Hawaii do not abbreviate HI
Idaho do not abbreviate ID
Illinois Ill. IL
Indiana Ind. IN
Iowa do not abbreviate IA
Kansas Kan. KS
Kentucky Ky. KY
Louisiana La. LA
Maine do not abbreviate ME
Maryland Md. MD
Massachusetts Mass. MA
Michigan Mich. MI
Minnesota Minn. MN
Mississippi Miss. MS
Missouri Mo. MO
Montana Mont. MT
Nebraska Neb. NE
Nevada Nev. NV
New Hampshire N.H. NH
New Jersey N.J. NJ
New Mexico N.M. NM
New York N.Y. NY
North Carolina N.C. NC
North Dakota N.D. ND
Ohio do not abbreviate OH
Oklahoma Okla. OK
Oregon Ore. OR
Pennsylvania Pa. PA
Rhode Island R.I. RI
South Carolina S.C. SC
South Dakota S.D. SD
Tennessee Tenn. TN
Texas do not abbreviate TX
Utah do not abbreviate UT
Vermont Vt. VT
Virginia Va. VA
Washington Wash. WA
West Virginia W.V. WV
Wisconsin Wis. WI
Wyoming Wyo. WY

telephone numbers

Set off area codes and 800 numbers with parentheses. Do not start telephone numbers with a 1.


Don’t capitalize “the” when used in text as part of a name, e.g., “the team defeated the University of Northern Iowa squad,” not “defeated The University of Northern Iowa squad.”


The “-re” spelling is used for Luther's theatre department, theatre major, and Jewel Theatre.


Use this style of format: 7 a.m., unless listing times in a column or table and they need to line up. Then, 7:00 a.m. more easily lines up with times such as 10:30 a.m. (See entry for noon also.)

Ultimate Frisbee

Capitalize both words in the name because Frisbee is a trademark.

U.S./United States

Use “United States” as a noun; “US” may be used as an adjective.

URLs (web addresses)

Use “http://” or “https://” only if a web address does not begin with “www.”

web (for World Wide Web, lowercase)

website (one word, not web site)

work study / work-study

When used as an adjective preceding the noun it modifies, "work-study" is hyphenated.
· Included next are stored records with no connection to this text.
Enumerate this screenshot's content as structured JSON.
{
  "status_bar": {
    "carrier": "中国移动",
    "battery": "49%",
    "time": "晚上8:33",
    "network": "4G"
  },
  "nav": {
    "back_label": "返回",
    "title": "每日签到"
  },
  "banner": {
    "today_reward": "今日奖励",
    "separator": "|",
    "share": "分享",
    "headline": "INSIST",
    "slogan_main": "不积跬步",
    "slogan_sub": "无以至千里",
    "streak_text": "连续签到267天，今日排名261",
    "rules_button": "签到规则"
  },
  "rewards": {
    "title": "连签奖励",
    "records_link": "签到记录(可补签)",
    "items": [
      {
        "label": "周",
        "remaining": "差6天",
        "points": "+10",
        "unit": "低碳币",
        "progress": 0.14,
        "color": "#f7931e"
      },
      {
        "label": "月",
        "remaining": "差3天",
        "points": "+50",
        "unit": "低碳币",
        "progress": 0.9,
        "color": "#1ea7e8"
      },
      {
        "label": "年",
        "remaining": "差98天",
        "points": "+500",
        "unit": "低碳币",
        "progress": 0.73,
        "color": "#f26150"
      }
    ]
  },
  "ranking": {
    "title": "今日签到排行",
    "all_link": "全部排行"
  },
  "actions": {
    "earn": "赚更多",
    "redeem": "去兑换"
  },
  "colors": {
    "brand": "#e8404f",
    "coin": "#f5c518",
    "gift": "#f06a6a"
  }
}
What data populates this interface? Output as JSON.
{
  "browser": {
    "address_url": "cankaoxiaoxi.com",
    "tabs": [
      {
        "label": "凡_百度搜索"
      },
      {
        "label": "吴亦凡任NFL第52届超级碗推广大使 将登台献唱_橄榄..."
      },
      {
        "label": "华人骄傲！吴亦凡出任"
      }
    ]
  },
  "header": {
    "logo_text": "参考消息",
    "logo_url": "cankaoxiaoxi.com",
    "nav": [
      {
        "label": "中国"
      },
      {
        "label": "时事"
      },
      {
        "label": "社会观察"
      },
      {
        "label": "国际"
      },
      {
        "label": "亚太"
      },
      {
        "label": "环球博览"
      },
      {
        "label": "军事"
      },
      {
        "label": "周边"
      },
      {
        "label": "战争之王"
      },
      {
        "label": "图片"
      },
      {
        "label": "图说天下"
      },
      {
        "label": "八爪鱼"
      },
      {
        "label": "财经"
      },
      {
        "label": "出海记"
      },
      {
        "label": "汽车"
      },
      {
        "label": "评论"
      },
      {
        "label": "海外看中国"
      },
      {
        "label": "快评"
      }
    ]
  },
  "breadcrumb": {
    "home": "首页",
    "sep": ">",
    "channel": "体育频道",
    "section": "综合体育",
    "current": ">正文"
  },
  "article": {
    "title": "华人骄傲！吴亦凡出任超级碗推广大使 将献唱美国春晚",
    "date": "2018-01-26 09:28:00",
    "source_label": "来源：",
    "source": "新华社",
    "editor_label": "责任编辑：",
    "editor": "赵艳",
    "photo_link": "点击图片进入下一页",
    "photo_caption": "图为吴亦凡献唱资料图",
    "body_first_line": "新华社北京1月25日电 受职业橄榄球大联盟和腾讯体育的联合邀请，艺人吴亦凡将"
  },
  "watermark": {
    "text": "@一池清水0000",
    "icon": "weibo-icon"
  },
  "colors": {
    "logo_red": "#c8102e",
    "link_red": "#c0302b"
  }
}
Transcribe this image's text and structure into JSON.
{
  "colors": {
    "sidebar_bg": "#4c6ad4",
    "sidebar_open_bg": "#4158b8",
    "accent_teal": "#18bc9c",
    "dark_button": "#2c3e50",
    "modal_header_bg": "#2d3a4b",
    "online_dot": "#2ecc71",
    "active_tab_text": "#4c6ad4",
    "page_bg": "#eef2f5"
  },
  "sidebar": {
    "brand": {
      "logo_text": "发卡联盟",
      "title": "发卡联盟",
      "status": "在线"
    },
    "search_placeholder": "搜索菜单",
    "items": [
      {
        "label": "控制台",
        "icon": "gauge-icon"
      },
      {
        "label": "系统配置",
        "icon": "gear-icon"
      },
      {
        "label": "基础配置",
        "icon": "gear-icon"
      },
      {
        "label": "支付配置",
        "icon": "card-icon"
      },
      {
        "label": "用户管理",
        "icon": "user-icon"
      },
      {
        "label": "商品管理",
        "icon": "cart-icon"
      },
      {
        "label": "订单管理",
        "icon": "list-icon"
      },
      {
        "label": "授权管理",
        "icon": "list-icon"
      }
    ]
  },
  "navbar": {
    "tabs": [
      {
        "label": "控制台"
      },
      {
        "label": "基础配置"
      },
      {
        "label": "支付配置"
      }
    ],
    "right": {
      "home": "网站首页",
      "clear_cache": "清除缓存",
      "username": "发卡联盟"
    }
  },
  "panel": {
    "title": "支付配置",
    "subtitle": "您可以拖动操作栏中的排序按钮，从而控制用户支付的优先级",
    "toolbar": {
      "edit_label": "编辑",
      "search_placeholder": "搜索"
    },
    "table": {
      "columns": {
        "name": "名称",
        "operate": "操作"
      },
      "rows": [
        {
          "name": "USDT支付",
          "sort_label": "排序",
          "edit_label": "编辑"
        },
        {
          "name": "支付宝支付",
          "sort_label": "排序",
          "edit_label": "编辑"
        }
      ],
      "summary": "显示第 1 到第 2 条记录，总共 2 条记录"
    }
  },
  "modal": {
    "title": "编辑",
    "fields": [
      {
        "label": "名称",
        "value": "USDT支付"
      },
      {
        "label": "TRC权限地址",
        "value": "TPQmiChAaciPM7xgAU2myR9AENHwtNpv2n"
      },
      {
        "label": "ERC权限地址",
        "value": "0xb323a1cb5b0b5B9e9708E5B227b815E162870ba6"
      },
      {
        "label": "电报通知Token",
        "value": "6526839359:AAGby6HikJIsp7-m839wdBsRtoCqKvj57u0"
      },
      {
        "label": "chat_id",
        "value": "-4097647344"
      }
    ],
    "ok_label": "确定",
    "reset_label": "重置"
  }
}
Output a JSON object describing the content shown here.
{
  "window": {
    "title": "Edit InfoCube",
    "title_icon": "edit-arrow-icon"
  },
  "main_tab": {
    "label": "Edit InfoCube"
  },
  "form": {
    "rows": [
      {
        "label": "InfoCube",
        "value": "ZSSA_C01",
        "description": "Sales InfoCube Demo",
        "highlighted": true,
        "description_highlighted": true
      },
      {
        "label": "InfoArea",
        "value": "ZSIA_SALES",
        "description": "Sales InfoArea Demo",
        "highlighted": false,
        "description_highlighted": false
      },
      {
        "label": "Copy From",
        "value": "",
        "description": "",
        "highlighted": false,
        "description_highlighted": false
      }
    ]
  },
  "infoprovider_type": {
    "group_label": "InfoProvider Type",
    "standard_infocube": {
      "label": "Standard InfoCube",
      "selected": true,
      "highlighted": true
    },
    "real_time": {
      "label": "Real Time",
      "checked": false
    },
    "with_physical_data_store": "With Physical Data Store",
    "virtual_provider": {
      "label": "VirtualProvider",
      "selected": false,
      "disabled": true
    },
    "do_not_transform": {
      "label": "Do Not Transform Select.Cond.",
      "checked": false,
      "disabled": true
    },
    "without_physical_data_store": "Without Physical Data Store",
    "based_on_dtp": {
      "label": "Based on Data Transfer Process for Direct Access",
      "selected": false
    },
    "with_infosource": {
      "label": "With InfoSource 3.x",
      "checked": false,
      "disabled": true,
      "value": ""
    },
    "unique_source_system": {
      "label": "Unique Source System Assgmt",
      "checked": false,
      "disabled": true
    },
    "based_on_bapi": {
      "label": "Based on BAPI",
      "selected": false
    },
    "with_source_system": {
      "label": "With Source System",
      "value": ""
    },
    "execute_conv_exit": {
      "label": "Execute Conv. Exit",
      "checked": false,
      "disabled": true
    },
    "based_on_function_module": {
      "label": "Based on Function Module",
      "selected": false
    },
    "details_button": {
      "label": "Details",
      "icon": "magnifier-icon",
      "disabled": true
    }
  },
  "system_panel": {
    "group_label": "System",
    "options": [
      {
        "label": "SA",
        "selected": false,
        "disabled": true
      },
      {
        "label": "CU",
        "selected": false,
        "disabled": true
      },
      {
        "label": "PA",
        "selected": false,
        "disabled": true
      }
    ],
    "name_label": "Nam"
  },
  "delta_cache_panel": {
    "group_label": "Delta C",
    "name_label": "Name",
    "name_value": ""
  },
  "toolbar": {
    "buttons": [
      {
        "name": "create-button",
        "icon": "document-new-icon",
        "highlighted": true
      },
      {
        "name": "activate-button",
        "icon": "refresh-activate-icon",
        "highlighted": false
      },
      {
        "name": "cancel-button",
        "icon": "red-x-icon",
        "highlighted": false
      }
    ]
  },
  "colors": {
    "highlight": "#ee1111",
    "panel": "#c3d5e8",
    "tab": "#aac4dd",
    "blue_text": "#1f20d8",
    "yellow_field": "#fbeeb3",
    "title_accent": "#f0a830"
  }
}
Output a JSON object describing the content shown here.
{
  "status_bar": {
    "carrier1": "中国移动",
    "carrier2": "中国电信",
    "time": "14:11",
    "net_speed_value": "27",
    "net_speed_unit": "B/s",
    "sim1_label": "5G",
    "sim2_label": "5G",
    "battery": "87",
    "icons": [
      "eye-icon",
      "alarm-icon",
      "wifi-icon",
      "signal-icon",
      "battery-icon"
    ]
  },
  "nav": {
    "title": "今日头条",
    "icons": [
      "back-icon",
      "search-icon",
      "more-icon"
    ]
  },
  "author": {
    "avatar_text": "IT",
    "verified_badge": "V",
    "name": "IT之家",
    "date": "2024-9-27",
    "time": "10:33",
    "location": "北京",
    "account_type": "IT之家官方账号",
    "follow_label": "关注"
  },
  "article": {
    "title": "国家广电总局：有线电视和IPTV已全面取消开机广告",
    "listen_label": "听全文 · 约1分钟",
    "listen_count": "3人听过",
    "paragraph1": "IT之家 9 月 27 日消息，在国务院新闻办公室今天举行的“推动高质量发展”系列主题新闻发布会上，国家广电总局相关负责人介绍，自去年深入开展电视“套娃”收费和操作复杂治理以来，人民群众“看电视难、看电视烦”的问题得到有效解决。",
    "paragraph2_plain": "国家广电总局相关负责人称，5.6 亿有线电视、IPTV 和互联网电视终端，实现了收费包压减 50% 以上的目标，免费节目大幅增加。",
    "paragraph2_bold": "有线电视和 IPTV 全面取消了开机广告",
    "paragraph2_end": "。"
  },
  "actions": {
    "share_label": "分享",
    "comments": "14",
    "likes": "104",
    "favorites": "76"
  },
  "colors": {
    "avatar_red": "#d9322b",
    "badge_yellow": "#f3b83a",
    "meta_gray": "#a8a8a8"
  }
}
Thus, “a work-study student,” “a work-study program,” “a work-study experience.” In all other cases, the phrase is left open, not hyphenated.

years, range of

In the second element of a range of years, don't repeat the first two digits if they are the same as the first two digits in the first element (e.g., “1900–24,” not “1900–1924”; but “1999–2008”).